by Dr. Paul G. Kengor
How ironic that as America debated its debt ceiling all summer and faced a stunning credit downgrade, the nation approached a most timely anniversary: It was August 13, 1981, that President Reagan signed the Economic Recovery Act. Understanding Reagan’s thinking 30 years ago is critical to discerning where we are now.
Reagan’s initiative was the antithesis of President Obama’s $800-billion “stimulus” that didn’t stimulate. The 2009 version was the single greatest contributor to our record $1.5-trillion deficit. It was, plain and simple, what Reagan didn’t do.
When Reagan signed the Economic Recovery Act at his ranch near Santa Barbara, it was the largest tax cut in American history. He also revealed leadership that Democrats and Republicans alike agree we are not seeing currently from the White House. Even The Washington Post called Reagan’s action “one of the most remarkable demonstrations of presidential leadership in modern history.”
The enemy that day was America’s progressive federal income-tax system, birthed in 1913 by Congress and President Woodrow Wilson. It was revolutionary, requiring a constitutional amendment. That tax, which began as a one percent levy on the wealthy, would rocket up to a top rate of 94 percent by the 1940s.
Ronald Reagan personally felt the toll. In the 1940s, the so-called “B”-movie actor was one of the top box-office draws at Warner Bros. Then a Democrat, Reagan saw no incentive in continuing to work—that is, make more movies—once his income hit the top rate. He also realized who suffered from that choice. It wasn’t Reagan; he was wealthy. It was the custodians, cafeteria ladies, camera crew, and working folks on the studio lot. They lost work.
Reagan viewed such rates as punitive, confiscatory—”creeping socialism,” as he put it. In speeches in the 1950s and 1960s, he blasted the tax as right out of Marx’s Communist Manifesto.
By the late 1970s, Reagan concluded that out-of-control taxes, spending, and regulation had sapped the economy of its vitality and ability to rebound. And so, on that August day in 1981, Reagan, with a Democratic House and Republican Senate, secured a 25 percent across-the-board reduction in income tax rates over a three-year period beginning in October 1981. Eventually, the upper rate would drop to 28 percent.
As biographer Steve Hayward notes, even when Reagan compromised with Democrats on tax increases in exchange for promised spending cuts in 1982, he “never budged an inch on marginal income tax rates.” Reagan understood that not all taxes, or tax increases, are equal.

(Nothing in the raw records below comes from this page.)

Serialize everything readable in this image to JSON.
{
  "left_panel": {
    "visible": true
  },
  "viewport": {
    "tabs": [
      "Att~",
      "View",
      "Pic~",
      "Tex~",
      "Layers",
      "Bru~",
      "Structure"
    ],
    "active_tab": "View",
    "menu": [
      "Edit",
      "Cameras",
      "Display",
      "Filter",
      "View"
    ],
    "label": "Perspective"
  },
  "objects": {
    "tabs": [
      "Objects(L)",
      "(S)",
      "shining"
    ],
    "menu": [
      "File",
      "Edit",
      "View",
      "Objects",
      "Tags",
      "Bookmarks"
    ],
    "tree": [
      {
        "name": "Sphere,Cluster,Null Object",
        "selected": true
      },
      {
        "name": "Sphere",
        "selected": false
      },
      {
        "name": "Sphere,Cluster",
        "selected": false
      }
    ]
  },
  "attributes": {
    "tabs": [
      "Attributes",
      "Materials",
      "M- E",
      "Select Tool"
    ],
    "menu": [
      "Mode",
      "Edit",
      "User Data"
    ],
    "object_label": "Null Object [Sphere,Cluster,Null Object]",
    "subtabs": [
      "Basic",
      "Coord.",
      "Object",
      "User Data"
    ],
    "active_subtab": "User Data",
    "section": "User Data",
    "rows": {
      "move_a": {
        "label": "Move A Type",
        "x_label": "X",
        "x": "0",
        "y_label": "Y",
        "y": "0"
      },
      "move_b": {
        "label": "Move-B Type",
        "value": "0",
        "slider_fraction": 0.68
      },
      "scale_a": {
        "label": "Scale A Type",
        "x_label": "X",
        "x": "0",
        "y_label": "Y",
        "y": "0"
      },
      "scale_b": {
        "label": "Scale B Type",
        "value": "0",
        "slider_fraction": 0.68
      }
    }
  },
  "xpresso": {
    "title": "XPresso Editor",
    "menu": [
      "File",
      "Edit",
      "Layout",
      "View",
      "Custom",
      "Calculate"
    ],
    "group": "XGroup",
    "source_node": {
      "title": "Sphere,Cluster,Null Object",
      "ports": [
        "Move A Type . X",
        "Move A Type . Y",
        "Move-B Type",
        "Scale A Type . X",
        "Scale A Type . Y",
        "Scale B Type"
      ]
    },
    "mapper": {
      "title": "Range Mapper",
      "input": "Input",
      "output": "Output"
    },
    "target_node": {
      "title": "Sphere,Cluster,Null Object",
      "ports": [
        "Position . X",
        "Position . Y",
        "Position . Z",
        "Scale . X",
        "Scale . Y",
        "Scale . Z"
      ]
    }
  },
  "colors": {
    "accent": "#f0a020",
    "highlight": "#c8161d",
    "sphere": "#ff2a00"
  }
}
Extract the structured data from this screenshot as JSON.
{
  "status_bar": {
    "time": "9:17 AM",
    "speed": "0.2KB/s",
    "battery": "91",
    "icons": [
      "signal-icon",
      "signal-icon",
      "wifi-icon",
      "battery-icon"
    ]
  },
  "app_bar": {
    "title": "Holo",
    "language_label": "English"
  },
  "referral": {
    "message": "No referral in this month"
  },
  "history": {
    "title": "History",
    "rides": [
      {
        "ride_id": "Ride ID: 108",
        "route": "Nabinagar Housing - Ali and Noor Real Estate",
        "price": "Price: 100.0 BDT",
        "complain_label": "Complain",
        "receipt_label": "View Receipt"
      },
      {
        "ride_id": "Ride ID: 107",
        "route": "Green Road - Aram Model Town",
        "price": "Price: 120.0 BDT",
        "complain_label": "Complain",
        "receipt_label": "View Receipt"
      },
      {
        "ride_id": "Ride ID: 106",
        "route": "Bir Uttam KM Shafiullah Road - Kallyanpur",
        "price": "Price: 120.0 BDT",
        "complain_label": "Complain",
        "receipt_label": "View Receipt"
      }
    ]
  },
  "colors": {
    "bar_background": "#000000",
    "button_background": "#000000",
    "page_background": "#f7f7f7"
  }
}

After a slow start through 1982-83, the stimulus effect of the cuts was extraordinary, sparking the longest peacetime expansion in U.S. history. The “Reagan Boom” not only produced widespread prosperity but—along with the attendant Soviet collapse—helped generate budget surpluses in the 1990s. Carter-Ford era terms like “malaise” and “misery index” vanished. Only now has America re-approached similar misery-index levels, reaching a 28-year high.
Unfortunately, liberals have so maligned Reaganomics that they are unable to separate facts from myths—to the detriment of their party and president. Among the worst myths is that Reagan’s tax cuts created the deficit, even as the deficit increased under Reagan.